Continuing with the theme of the last two posts, I'll close out relaying my experiences on the Open House weekend in Paris with a few more peeks into some incredible buildings. All in all, I toured a dozen buildings over a two day period, which are only open by special invitation every other day of the year. I know my jaw must have been dropping on numerous occasions. The interiors were just stunning, and when I think about how I've walked by these buildings many, many times and never knew what was behind the facades, I'm amazed even more.
One of the buildings that surprised me was l'Hôtel Clermont--the Ministry in Charge of Parliamentary Relations. With an title like that, you need a place of opulence, right?
Built between 1708-1714 and located on Rue de Varenne, the Salon Doré is considered its grandest room,
but my favorite room was the gallery
which was laid out by the Count d'Orsay for his collection of masterpieces.
The ceiling was exceptionally lovely.
I moved on to l'Hôtel de Noirmoutier on the Rue de Grenelle,
which is the Préfecture (office of the capital city) of the Ile-de-France, one of the 100 départements of France. Beautiful furnishings enhanced the rooms,
such as this beautifully paneled dining room.
Finally I stumbled onto the open doors of the mayor's office of the 7th arrondissement of Paris, so of course, I went in
and found beautiful carved ceilings

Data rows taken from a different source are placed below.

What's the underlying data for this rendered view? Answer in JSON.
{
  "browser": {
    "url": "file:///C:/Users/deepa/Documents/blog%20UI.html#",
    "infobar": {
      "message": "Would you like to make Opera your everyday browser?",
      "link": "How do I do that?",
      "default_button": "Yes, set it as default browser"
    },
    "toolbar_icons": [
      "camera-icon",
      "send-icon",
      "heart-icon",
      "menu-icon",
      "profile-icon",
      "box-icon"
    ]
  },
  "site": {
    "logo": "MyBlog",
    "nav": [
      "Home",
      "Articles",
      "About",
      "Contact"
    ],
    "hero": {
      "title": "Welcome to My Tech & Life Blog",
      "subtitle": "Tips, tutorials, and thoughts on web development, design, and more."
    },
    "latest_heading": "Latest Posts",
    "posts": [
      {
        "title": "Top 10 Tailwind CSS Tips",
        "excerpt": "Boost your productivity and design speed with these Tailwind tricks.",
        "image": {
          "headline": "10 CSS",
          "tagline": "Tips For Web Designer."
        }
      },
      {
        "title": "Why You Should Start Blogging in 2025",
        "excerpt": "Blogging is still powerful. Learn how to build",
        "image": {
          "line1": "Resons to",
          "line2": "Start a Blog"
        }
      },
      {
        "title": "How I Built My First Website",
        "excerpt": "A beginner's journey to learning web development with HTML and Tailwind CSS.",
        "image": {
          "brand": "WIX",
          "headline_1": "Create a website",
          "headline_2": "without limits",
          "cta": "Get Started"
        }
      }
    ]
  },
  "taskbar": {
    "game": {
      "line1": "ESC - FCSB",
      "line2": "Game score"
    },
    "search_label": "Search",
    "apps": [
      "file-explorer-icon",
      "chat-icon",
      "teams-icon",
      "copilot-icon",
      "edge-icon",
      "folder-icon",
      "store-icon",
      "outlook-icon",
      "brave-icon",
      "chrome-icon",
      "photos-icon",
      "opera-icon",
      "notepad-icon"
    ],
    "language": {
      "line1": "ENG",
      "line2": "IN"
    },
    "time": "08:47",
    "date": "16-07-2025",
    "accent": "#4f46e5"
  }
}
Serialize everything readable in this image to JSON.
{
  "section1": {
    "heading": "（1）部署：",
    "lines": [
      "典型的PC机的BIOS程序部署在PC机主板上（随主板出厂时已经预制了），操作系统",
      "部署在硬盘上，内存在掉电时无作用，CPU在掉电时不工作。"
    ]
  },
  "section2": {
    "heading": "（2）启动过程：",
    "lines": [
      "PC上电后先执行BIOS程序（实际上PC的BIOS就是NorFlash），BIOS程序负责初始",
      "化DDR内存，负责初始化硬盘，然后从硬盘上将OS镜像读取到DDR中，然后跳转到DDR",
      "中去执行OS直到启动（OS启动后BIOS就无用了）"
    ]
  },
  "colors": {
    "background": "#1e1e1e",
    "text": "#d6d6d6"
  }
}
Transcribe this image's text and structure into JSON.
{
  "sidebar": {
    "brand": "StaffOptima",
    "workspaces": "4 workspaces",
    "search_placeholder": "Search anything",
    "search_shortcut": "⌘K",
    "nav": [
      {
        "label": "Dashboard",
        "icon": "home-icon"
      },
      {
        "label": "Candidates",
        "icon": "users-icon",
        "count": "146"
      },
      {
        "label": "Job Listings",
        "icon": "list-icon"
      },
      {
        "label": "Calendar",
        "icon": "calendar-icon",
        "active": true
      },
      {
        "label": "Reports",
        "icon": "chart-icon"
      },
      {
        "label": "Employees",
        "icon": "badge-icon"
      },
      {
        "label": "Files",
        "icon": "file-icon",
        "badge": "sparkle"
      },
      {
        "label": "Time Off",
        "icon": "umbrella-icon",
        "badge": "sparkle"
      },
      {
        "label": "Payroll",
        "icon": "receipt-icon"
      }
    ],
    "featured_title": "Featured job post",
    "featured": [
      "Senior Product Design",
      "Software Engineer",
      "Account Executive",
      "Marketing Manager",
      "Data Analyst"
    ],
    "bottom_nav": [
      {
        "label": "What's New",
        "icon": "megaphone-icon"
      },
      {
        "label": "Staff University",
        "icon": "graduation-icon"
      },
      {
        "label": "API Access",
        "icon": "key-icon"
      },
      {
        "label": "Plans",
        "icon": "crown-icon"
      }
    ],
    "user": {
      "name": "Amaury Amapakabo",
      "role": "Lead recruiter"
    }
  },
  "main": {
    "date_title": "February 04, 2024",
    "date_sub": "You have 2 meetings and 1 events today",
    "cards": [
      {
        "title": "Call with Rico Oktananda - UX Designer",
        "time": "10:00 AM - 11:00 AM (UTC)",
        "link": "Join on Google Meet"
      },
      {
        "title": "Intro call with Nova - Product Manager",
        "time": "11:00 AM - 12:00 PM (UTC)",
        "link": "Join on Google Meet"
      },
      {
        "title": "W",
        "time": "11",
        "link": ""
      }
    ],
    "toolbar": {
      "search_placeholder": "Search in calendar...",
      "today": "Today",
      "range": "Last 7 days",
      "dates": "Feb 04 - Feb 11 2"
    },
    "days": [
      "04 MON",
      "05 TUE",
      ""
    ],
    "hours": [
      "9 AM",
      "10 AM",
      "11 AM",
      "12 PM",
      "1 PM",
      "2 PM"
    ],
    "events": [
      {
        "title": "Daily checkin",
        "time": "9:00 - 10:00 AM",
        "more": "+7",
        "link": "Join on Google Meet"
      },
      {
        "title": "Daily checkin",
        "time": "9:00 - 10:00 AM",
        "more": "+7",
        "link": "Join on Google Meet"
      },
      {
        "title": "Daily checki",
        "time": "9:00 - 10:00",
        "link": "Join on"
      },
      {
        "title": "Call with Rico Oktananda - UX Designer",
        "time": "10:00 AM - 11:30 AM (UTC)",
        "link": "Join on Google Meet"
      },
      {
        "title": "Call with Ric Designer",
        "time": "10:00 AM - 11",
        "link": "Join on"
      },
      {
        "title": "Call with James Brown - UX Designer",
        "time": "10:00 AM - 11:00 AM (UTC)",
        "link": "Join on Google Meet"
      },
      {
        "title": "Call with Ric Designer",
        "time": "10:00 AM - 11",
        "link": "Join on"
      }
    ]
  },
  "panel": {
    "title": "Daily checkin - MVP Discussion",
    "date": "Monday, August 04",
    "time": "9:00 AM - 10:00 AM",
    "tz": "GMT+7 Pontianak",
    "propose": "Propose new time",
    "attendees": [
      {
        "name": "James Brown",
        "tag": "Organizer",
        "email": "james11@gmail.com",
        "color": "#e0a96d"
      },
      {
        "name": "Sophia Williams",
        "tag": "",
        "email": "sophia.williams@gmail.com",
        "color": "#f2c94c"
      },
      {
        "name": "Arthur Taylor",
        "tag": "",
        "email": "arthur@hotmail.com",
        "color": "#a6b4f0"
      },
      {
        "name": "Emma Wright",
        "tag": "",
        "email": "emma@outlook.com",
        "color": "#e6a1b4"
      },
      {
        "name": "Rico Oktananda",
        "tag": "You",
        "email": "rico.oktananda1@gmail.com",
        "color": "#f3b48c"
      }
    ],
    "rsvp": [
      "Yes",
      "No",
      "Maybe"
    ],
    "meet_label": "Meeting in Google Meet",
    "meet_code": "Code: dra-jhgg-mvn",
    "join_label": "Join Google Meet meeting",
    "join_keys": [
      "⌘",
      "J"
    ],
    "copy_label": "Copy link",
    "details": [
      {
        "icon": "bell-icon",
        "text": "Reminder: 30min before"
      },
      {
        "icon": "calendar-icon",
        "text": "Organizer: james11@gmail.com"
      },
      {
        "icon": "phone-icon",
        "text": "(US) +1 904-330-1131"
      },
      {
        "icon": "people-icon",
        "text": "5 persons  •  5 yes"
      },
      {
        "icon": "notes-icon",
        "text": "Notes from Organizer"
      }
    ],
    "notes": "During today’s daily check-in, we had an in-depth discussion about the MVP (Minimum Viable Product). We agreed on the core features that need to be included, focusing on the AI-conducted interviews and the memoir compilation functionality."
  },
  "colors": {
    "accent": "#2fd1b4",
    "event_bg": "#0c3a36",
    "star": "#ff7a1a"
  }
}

and the Marriage Hall. Anyone marrying in France is legally married after a civil ceremony at their respective mairie or mayor's office. Civil ceremonies are required and are legally binding--religious ceremonies may be performed after the civil ceremony if so desired. Wouldn't this be a beautiful room to say your I do's?
Thanks for hanging with me for the grand tour these past 3 posts. I hope to be fortunate to be able to return to Paris next September for the 2011 Journées du Patrimoine.
Next post will feature a building well known to all, world-wide, and will be much more current, as you will soon see.